There are two elements that are significant throughout the novel, one is Namak (salt) and the other is Natak (theatre). It seems to me that Salt signifies indigeneity, local-hood, and its importance as a foundational ingredient in each recipe. On the other hand, theatre signifies the importance of art for social and communal growth as peaceful action. It’s emphasised that the Natak is a way of resolving conflicts. The author proposes that the world is safer in the hands of artists than soldiers. The novel concludes through a contestation of theatre as a primeval artform, one that supersedes weapons brought on by British to Lunari. Therefore, the novel’s theatrical event plays out like a grand festival hosted by Lunari, espousing a message of peaceful conflict resolution through art. This clash of plays is indeed a crowning achievement. Both actors within this event presented plays that might be understood as a reflection of the natives’ and the colonisers’ conflicting philosophies of life through the plays. For instance, the British coloniser’s renditions are louder, domineering, and controlling as evidenced by their use of the trumpet, and later through a noise of train that they proposed as “development.” On the other hand, the Lunaris’ plays are weaved through the fabric of nature like glowing lotus flowers, chirping blue birds, and flowing water streams. I believe the novel “Namak ka Jeewan Ghar” having local authenticity has the potential to gain global attention due to its originality and use of art forms as the emissaries of peace. As the author beautifully sums it up:
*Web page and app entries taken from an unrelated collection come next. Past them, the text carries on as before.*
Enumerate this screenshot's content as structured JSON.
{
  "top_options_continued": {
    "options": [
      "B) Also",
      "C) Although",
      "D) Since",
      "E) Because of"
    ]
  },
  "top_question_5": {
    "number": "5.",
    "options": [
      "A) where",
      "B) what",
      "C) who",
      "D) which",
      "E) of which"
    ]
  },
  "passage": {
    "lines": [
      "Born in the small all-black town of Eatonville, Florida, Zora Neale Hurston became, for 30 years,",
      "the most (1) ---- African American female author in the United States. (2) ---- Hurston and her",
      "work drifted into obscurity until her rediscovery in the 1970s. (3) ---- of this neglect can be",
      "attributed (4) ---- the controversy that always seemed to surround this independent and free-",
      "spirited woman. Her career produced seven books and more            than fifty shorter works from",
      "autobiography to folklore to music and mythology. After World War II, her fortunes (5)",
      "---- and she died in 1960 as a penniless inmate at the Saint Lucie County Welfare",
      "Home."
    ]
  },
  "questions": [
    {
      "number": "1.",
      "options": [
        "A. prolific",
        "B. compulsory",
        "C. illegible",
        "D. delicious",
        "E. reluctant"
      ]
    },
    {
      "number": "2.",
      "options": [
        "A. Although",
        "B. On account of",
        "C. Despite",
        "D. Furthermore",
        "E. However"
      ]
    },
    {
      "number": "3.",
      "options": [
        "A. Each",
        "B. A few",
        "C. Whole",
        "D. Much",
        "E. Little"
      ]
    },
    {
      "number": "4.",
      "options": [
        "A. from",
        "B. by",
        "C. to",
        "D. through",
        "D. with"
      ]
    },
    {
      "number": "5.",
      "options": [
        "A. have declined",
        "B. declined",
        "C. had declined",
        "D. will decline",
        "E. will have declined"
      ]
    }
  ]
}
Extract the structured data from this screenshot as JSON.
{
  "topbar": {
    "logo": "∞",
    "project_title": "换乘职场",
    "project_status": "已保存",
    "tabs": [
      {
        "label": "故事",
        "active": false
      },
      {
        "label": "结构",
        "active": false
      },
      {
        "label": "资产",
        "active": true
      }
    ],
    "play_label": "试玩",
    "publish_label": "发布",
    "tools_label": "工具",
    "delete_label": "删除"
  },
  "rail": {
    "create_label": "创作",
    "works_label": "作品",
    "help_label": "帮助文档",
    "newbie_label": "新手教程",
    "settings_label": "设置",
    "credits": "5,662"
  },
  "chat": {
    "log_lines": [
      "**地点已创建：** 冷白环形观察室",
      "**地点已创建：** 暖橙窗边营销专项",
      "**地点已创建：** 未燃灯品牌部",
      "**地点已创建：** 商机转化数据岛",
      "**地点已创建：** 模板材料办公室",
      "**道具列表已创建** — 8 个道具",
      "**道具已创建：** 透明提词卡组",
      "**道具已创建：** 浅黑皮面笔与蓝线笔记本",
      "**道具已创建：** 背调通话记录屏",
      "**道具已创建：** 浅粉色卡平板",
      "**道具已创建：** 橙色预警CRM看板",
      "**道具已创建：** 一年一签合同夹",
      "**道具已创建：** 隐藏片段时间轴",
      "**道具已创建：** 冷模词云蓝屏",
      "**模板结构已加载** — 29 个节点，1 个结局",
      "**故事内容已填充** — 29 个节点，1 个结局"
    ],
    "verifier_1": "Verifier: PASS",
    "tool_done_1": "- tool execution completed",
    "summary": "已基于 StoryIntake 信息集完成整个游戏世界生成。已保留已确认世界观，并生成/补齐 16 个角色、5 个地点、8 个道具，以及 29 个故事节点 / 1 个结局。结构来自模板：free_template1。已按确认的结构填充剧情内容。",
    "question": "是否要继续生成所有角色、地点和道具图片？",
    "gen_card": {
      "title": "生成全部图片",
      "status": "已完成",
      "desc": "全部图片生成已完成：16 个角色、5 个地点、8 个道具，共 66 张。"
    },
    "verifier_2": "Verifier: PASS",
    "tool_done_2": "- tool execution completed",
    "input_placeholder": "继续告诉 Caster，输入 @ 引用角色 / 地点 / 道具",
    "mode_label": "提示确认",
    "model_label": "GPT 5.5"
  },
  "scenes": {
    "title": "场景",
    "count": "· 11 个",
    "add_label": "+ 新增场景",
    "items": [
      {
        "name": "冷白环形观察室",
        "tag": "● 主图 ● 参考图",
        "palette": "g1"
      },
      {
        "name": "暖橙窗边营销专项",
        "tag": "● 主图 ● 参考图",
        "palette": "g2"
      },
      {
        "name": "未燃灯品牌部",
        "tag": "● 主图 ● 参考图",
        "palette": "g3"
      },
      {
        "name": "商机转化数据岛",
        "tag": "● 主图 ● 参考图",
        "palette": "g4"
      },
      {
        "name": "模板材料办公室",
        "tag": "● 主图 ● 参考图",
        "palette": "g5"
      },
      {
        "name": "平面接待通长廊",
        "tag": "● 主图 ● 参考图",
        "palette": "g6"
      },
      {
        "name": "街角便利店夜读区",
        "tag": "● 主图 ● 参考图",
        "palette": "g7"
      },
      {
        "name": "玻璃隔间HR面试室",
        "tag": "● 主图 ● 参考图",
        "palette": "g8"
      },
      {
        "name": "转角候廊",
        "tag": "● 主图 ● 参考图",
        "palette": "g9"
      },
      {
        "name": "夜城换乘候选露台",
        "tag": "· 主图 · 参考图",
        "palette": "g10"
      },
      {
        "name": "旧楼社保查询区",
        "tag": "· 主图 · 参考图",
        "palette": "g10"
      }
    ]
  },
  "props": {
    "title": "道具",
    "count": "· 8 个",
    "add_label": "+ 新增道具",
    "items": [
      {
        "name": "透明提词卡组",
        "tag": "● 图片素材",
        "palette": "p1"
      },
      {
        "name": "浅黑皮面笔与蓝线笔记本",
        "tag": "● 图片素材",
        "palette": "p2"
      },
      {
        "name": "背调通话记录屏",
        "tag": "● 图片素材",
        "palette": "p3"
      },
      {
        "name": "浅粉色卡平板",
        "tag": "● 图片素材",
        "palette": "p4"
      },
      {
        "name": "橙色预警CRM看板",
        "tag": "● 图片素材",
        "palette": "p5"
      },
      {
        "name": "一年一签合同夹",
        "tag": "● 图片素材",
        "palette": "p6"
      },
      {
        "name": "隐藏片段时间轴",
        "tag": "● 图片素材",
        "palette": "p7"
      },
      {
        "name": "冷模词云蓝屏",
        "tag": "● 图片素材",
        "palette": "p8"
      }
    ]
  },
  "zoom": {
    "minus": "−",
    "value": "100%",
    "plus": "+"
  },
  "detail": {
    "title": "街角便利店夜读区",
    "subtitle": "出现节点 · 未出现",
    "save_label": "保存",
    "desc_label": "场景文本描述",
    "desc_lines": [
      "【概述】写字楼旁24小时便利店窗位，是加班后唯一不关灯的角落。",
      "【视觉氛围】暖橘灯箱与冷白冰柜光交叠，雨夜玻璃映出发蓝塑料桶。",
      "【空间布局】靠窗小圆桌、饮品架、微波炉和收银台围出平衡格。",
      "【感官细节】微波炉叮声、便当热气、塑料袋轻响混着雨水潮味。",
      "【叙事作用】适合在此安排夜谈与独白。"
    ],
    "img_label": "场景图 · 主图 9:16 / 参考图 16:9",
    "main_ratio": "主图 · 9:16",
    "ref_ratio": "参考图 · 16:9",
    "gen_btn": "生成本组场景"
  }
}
جنگ میں مرنے والا ہمیشہ کے لئے مر جاتا ہے لیکن ناٹک میں مرنے والا دوبارہ جی اُٹھتا ہے۔ وہ اپنے گھر لوٹ سکتا ہے۔ محبوبہ سے بار دگر مل سکتا ہے۔ کبوتروں کو دانہ ڈال سکتا ہے۔ کشتی کو روغن کر سکتا ہے۔


The author is a photographer and visual/performing artist – and his works may be accessed at